Their argument implies that superstars aren’t succeeding because of IT per se, but because they effectively combine it with other intangibles, like good management, well-known brands, or intellectual property. And, as with IT, each of those can require considerable upfront investment, meaning bigger players are better positioned to take advantage.
This hypothesis is bolstered by another recent paper. In it, John Van Reenen, Christina Patterson, and their coauthors find that industries with superstars aren’t distinguished by more investment in computers, but by more innovation as measured by patents. It’s not IT that creates superstars, but the combination of IT with other intangibles like R&D. Bessen also finds evidence linking intangible investment to higher profit margins. And it’s possible that his measure of IT employees isn’t a proxy for IT investment, but for the intangibles required to make IT profitable.
For an example of scalable intangibles in action, we can turn to McDonald’s. As Stanford’s Nicholas Bloom explains, McDonald’s created a system for running a restaurant, which required upfront effort but then could be scaled across stores. “Once a firm ‘invents’ good management it will then grow rapidly and dominate the market,” Bloom argues.

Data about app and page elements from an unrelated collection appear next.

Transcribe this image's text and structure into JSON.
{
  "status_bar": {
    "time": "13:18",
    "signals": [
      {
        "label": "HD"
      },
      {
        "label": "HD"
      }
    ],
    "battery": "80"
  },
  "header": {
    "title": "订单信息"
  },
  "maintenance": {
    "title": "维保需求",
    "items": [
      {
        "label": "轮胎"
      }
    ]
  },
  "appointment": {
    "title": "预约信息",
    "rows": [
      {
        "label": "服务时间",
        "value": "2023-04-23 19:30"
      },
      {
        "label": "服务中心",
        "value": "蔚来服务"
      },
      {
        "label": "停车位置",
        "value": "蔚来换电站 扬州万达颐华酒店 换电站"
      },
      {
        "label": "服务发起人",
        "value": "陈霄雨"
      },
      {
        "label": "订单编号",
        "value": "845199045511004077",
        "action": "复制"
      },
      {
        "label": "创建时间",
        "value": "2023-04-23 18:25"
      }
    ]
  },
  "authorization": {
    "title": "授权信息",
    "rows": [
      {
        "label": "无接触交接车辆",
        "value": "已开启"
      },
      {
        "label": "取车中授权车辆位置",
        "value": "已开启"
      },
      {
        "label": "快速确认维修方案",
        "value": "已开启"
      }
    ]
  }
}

But like a meal at McDonald’s, this explanation comes with a grain of salt, at least for now. For one thing, as Raffaella Sadun of Harvard Business School told me, it’s not clear whether good management totally fits the McDonald’s model of upfront investment that quickly scales — good management also requires ongoing investment. Moreover, as Sadun, Bloom, and Van Reenen have documented, cost isn’t the only reason some firms fail to adopt good management practices. Many managers simply don’t realize that their firms are poorly run; something similar could be happening with IT. In other words, maybe firms with terrible IT don’t realize how far behind they really are.
And, finally, although IT is consistently linked to superstar firms, it’s a mistake to write off lobbying, M&A, antitrust, and a decline of entrepreneurship as possible explanations for industry concentration. The nature of competition is changing, in complicated and often contradictory ways. Technology is clearly part of it, as is the trend toward intangible investment. But just as McDonald’s didn’t get where it is solely through one scalable good idea, there’s unlikely to be any single, comprehensive explanation for why a handful of firms are increasingly outpacing all the rest.
Walter Frick is a senior editor at Harvard Business Review.